Not primarily dragonfly related, but it does involve one of my recommended locations.
Last week I received an e-mail from one of my Flickr contacts informing me of a potential disaster with the neighbouring sites owners clearing a section of bank bordering the reserve.
A visit to Higher Hyde Heath is not complete without a foray ‘around the back’ on what I assume is still (unused) industrial land belonging to the Quarry owners. The detritus left behind by human workings have been taken over by nature as only nature will – by adapting to the environment.
At Higher Hyde Heath old tyres and roof tiles have provided home to the rare and protected Sand Lizard along with other native British reptiles. The concrete and tarmac is bordered by a fine selection of hedge fauna which provides food and shelter to many birds and invertebrates – dragonflies included!
Sue & I had a look last week, and found the subsidence caused by the Dorset Wildlife Trust’s removal of gorse more worrying!
The section of bank the contractors had dug was a basking spot for reptiles, and the result ‘may’ have affected more than just a basking spot. In my experience reptiles choose to bask close to their shelter, so there may have been more damage caused than meets the eye…
Back to the subsidence…there is a thin strip of land – the path through the reserve proper – with a large pond on one side and a landfall the other! This would cause me more concern. The section of path has been taped off, but regular visitors will (and do) ignore this…I don’t think the minimal people traffic is priority. My concern is the weight of the large body of water behind it!
What is significant is the Higher Hyde Reserve would probably not exist if the site owners – currently Hansons – had not come to some arrangement with the DWT, so in some ways we should be thankful it exists at all.
Like everyone else I try to avoid politics, but if you’re passionate about anything then at some point it will catch up with you – whether you like it or not!
A simple e-mail was sent to Hansons – the quarry site owners – with our concerns and we felt we did our bit. We didn’t expect an answer back, but we received one today:-
‘Thank you for your email regarding alleged disturbance of the sand lizards at Gallows Hill and thank you for bringing this matter to our attention.
Fortunately your fears are unfounded. Once notified, we immediately instructed our demolition contractor to stop work and arranged for consultant herpetologist David Bird to visit the site. He confirmed that any disturbance has been minimal and no damage to the habitat or animals has occurred. He also advised that any plant, materials, old tyres etc located on the paved area can be removed without issue, but suggested the few tyres strewn on the bank at the edge of the site should be left as basking areas. We have re-iterated the sensitivity of this site to our contractors, instructed them to proceed with extreme caution and spoken to Andrew Nicholson at Natural England to explain the situation.

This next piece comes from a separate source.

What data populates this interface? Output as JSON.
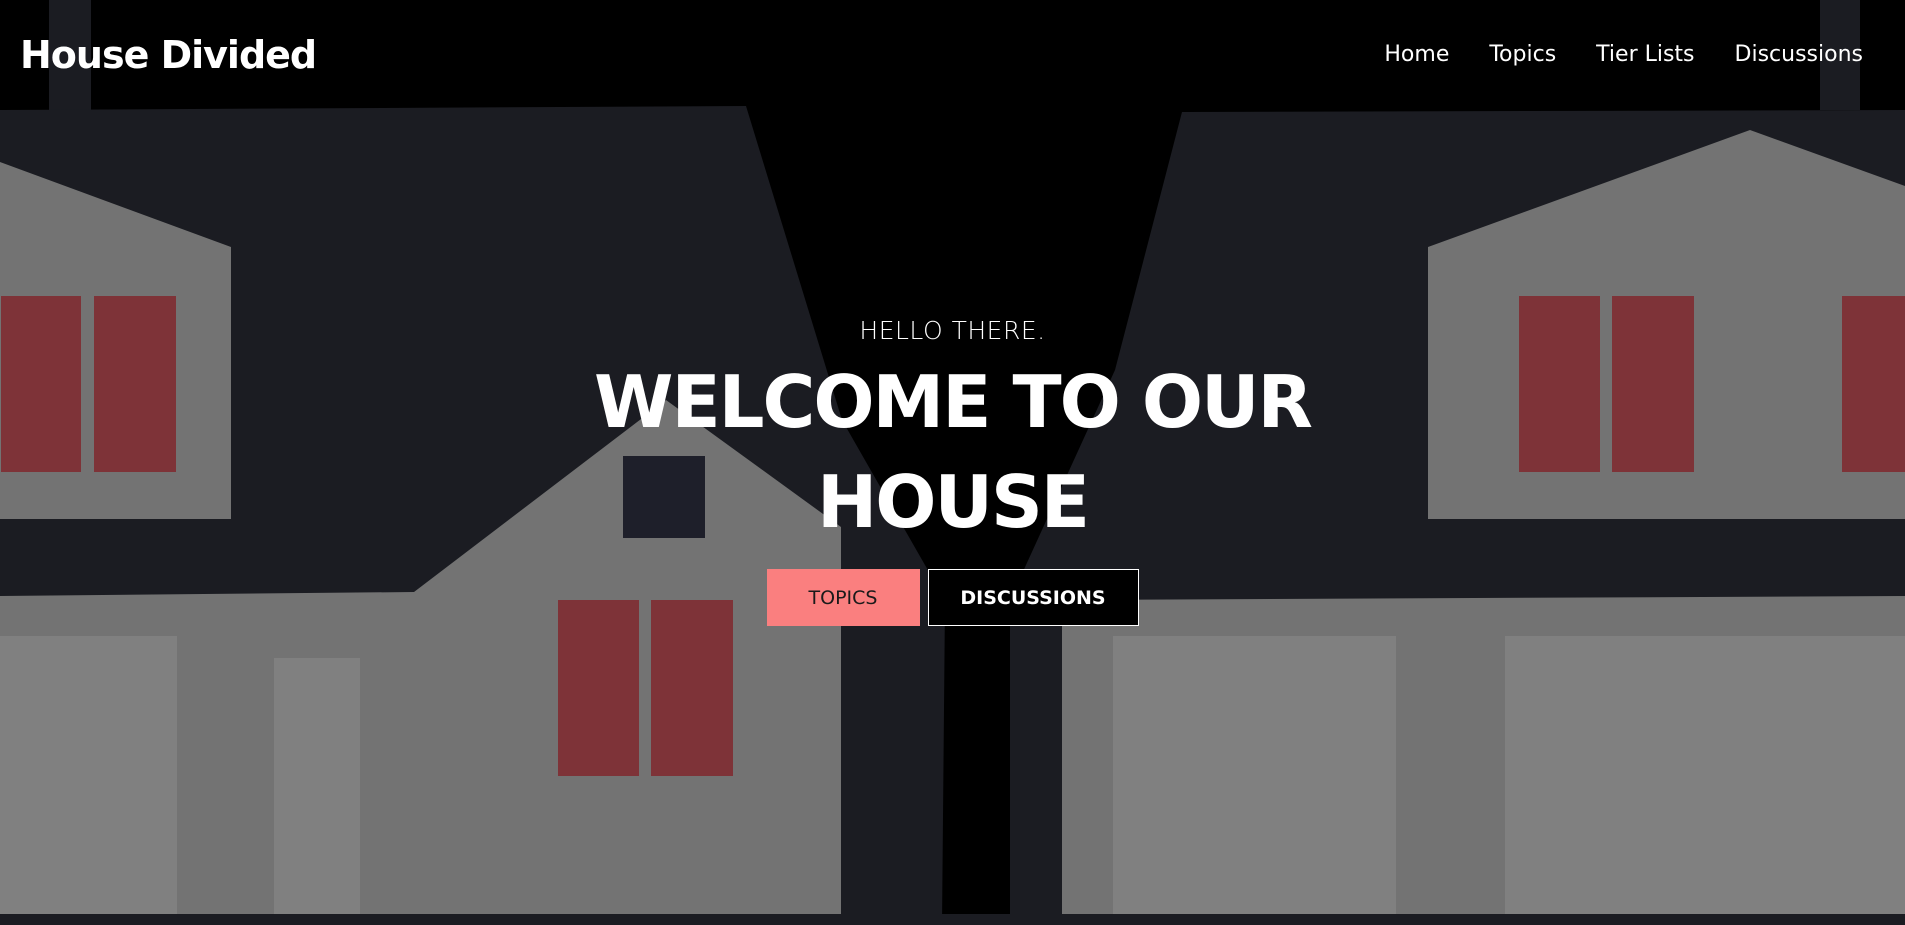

Thank you again for bringing this matter to our attention and rest assured that conservation management and creation and protection of habitats remains a key part of our sustainability strategy and a top priority within Hanson.
Naturally there is compromise in these situations, and for my part I’m satisfied with the process and outcome from Hansons. It could’ve been more worrying had the site not hosted a protected species, which is a concern for us all.
Species only become protected when they’ve reached such a low population it prompts us into doing something about it. Maybe we should read the signs a little earlier and prevent losing any more of what we have left..